Philosophy & Practices
When we established Stag’s Leap Wine Cellars, sustainable farming was not in the common vernacular as it is today. Yet it was always deeply ingrained in our philosophy of winegrowing.
From the beginning, we’ve believed that choices made in the vineyard would have a profound influence not only on the quality of the wine, but on the health of the environment and the welfare of generations to come. That philosophy continues to guide Stag’s Leap Wine Cellars today. Using a number of tools and practices, our goal is to ensure that the vineyard environment is in harmony with the natural environment. By embracing rather than competing with Mother Nature we seek to create a healthy eco-system, one that includes vibrant vineyards destined to produce high quality grapes and outstanding wines for years to come.
Cover Crops & Soil Amendments
Cover crops – crops cultivated between vine rows – and soil amendments are at the heart of our sustainable farming operations. Both practices protect against erosion, contribute nutrients and organic matter, improve soil structure and water infiltration, and aid in the infinite complexities of a healthy environmental system. Vineyard manager Kirk Grace takes a very site-specific approach, matching cover crop types and soil mixtures to the needs and characteristics of each vineyard block.
Drip irrigation, which became prevalent in the 1970’s, has had a dramatic effect on grape and wine quality, but it also minimizes water loss by delivering it to the plant’s roots versus overhead systems which water the entire vineyard. Drip irrigation allows us to finely tune our water application by vineyard block and sub-blocks. By walking the vineyard regularly and using devices that measure soil water content and vine stress, we’re able to apply water more judiciously and only to the vine rows that truly need it.

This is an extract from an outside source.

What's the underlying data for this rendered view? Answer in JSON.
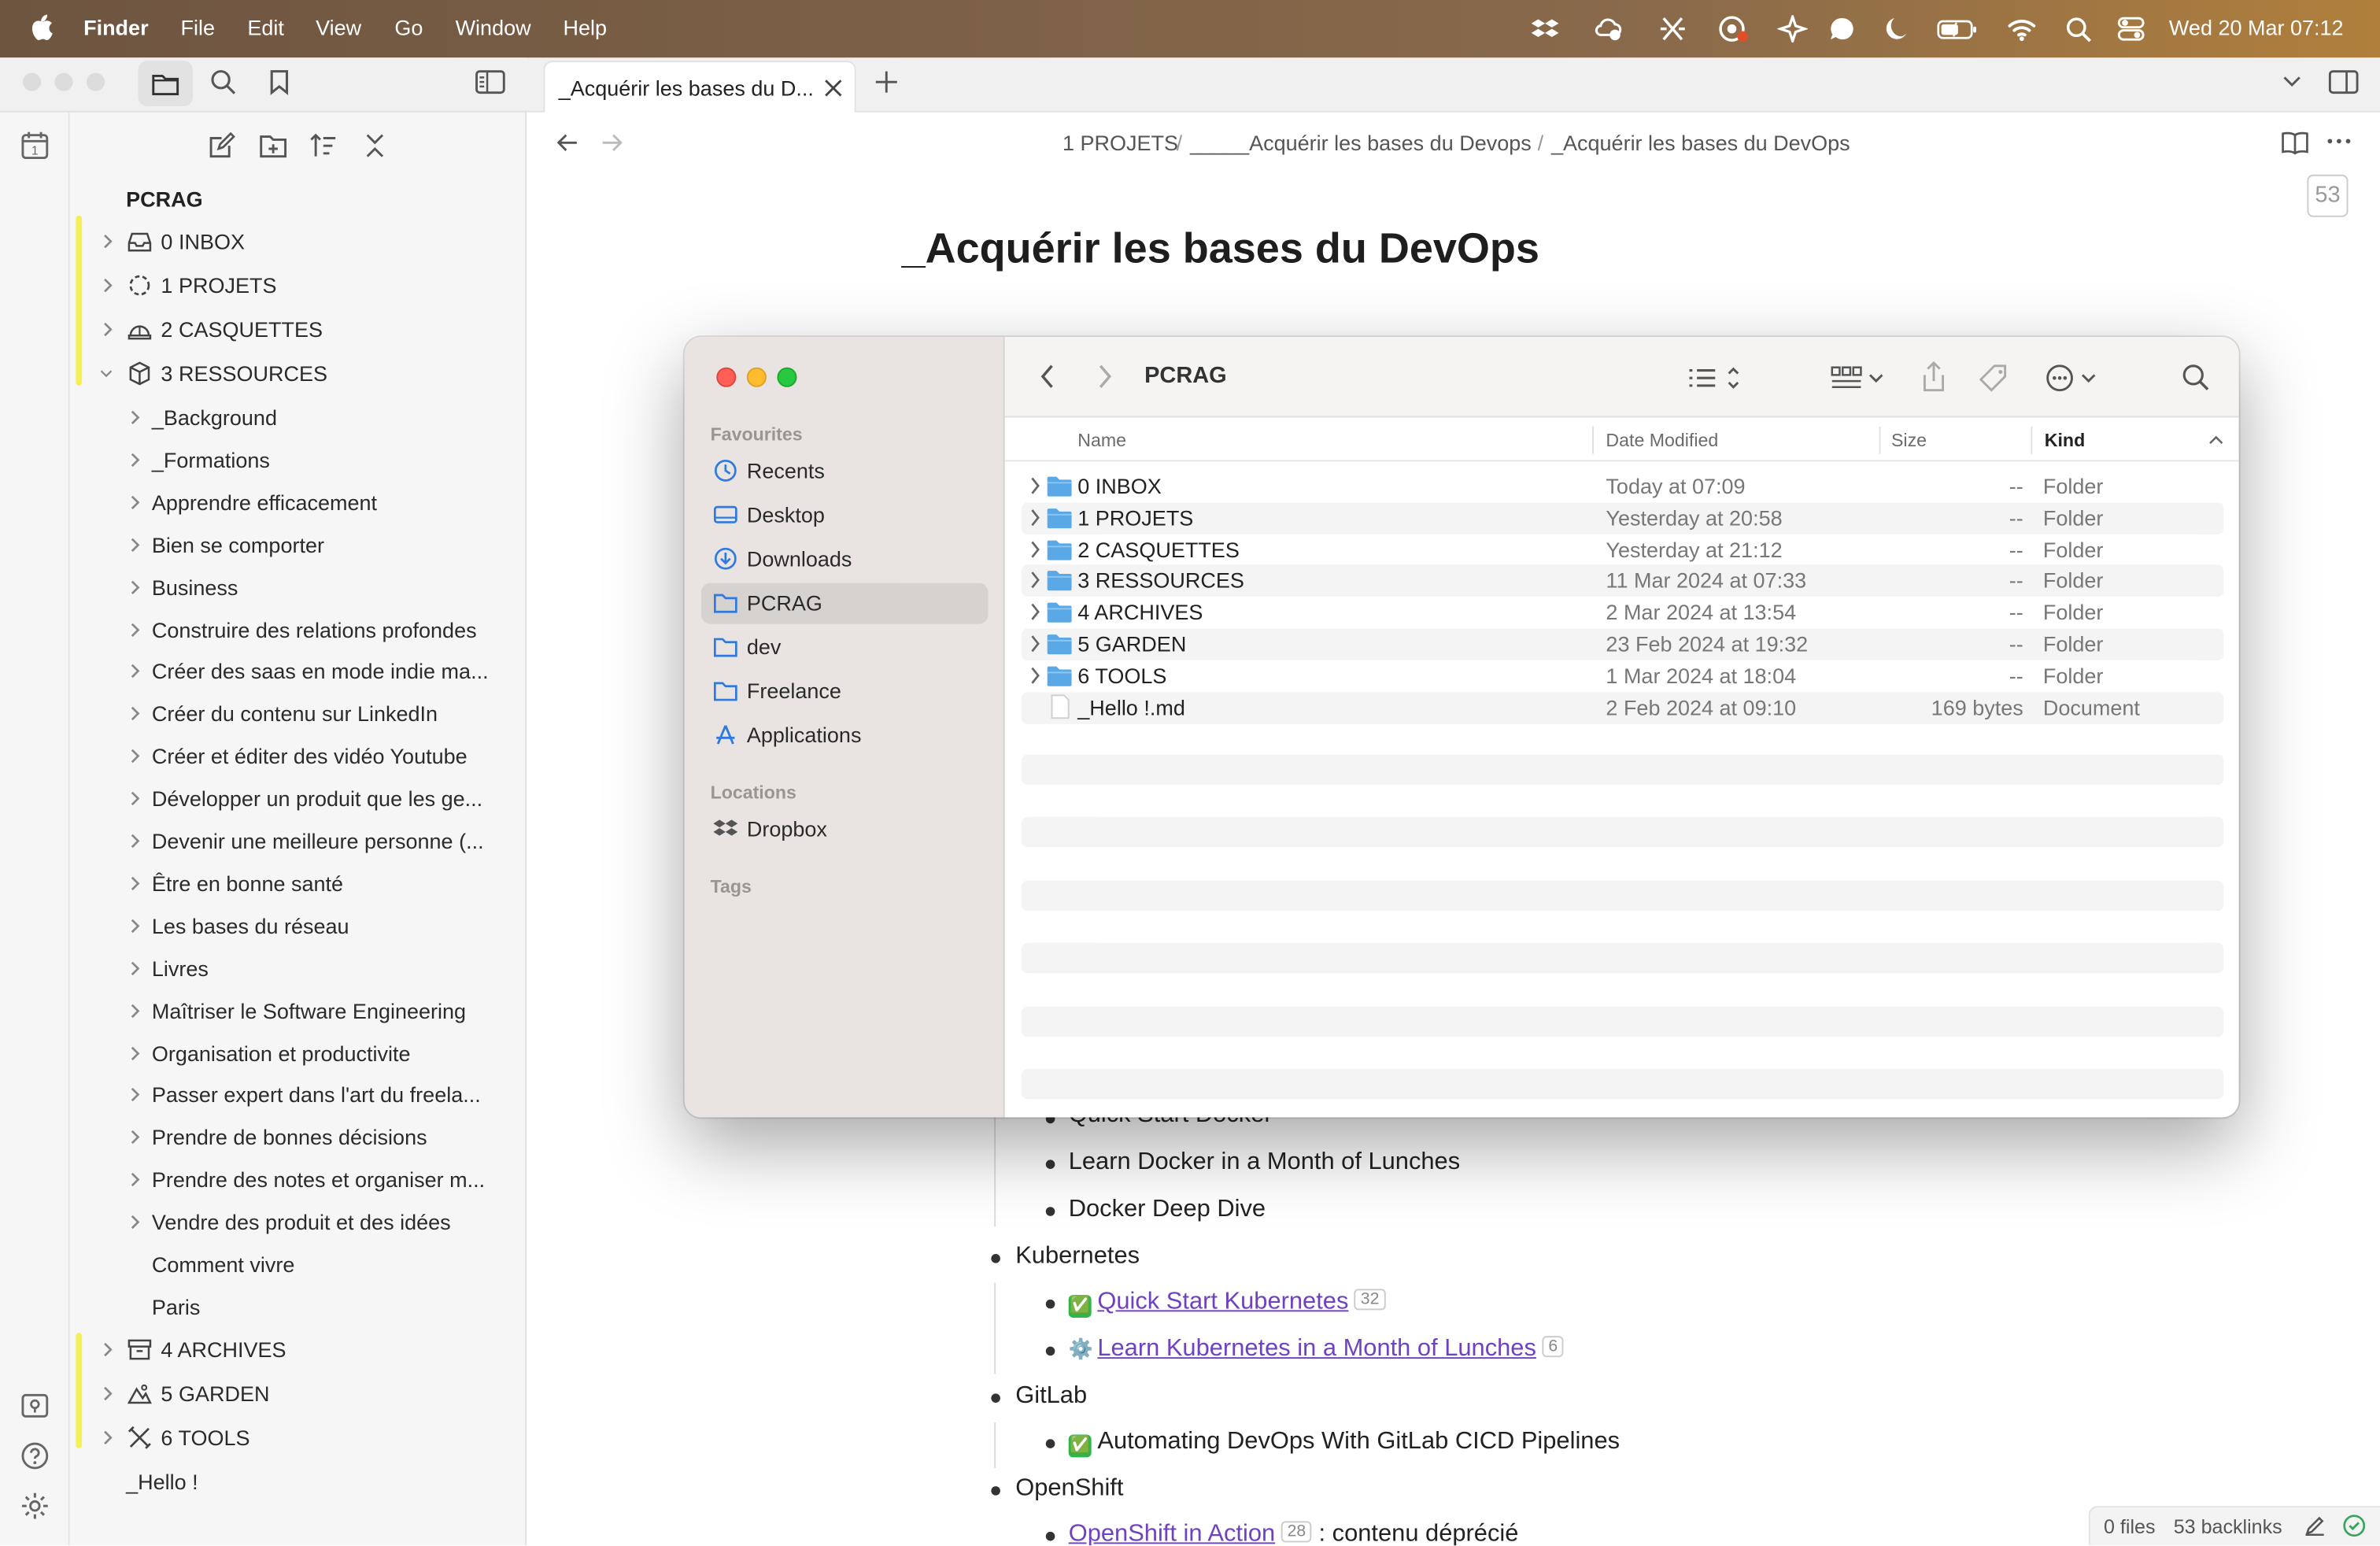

We utilize a number of integrated pest management (IPM) techniques to minimize damage from pests which are harmful to grapevines. Using cover crops specifically designed to attract certain insects we create an environment in which “beneficial bugs” – bugs that feed on harmful bugs as well as funguses – can thrive. We place nesting boxes throughout our vineyards to provide homes for owls that feed on unwanted rodents and pests. And we also use hedgerows – including corn – that act as barriers between our vineyards and the areas where harmful bugs can breed.
Farming in a sustainable manner requires commitment and individual attention to each grapevine. Our labor-intensive system of canopy management means that during the course of a growing season we make dozens of “passes” through the vineyard. By suckering new shoots, training them onto trellises, and removing lateral shoots and leaves we precisely control the amount of air and light that circulates and surrounds each grapevine. This cultivation naturally minimizes undesirable molds and fungus.

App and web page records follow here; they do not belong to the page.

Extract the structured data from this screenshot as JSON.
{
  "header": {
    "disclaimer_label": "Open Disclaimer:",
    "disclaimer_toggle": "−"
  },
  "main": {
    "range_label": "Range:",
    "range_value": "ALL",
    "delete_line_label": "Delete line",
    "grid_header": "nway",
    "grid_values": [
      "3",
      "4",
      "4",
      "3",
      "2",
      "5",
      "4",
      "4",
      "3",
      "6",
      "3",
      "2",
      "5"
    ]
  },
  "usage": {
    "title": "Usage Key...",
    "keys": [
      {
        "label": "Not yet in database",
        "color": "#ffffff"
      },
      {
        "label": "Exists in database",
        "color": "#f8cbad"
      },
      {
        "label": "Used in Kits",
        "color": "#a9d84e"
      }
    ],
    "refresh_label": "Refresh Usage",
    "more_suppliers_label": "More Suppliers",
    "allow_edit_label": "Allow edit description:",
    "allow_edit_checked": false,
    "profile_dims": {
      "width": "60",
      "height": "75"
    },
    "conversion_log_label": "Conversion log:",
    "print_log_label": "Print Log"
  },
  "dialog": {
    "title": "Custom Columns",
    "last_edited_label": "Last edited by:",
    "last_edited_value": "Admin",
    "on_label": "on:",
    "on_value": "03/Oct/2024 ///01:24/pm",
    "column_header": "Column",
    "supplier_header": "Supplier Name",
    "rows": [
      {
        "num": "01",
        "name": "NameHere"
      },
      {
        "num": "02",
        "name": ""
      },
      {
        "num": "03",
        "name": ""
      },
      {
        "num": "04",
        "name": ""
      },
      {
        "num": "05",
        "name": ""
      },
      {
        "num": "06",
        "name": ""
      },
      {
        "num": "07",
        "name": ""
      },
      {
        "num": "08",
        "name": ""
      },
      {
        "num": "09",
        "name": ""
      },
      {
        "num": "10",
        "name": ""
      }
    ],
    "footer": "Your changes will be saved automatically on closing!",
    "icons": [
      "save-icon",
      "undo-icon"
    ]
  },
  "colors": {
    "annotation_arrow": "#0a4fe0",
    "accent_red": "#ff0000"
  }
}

Watershed and Habitat Restoration
Ensuring that our farming practices don’t interfere with the surrounding habitat and watershed is crucial to the long term health of our vineyards. Several years ago we undertook a major habitat restoration of Chase Creek, a long and winding tributary of the Napa River that runs through our S.L.V. and FAY Vineyards. By laying down rock, preserving old growth trees, removing non-native plants and replanting with native species, we were able to reduce erosion, restore water flow and create a thriving environment for raptors, hawks, owls and other wildlife. And because healthy ecosystems radiate outwards, there is a direct correlation between the vibrancy of the watershed and the vitality of our vineyards.

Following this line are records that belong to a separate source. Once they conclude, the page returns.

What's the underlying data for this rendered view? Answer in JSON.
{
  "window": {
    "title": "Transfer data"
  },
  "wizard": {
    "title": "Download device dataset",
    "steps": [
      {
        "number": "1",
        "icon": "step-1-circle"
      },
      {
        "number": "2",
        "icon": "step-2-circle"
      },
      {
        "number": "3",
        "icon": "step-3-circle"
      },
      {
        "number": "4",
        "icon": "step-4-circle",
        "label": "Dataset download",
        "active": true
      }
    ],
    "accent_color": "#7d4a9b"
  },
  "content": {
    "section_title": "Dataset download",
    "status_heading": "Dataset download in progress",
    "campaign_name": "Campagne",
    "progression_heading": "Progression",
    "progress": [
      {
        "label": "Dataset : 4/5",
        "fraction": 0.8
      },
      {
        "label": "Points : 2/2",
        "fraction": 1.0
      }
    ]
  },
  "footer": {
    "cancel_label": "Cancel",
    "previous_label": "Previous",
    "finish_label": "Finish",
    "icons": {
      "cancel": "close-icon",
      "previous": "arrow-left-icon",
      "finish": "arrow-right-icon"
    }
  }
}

Water is a precious natural resource, particularly in our dry, Mediterranean climate. Through an agreement with the nearby town of Yountville, Stag’s Leap Wine Cellars is able to use reclaimed and recycled water for our vineyard needs, but we also carefully monitor our water use in the winery.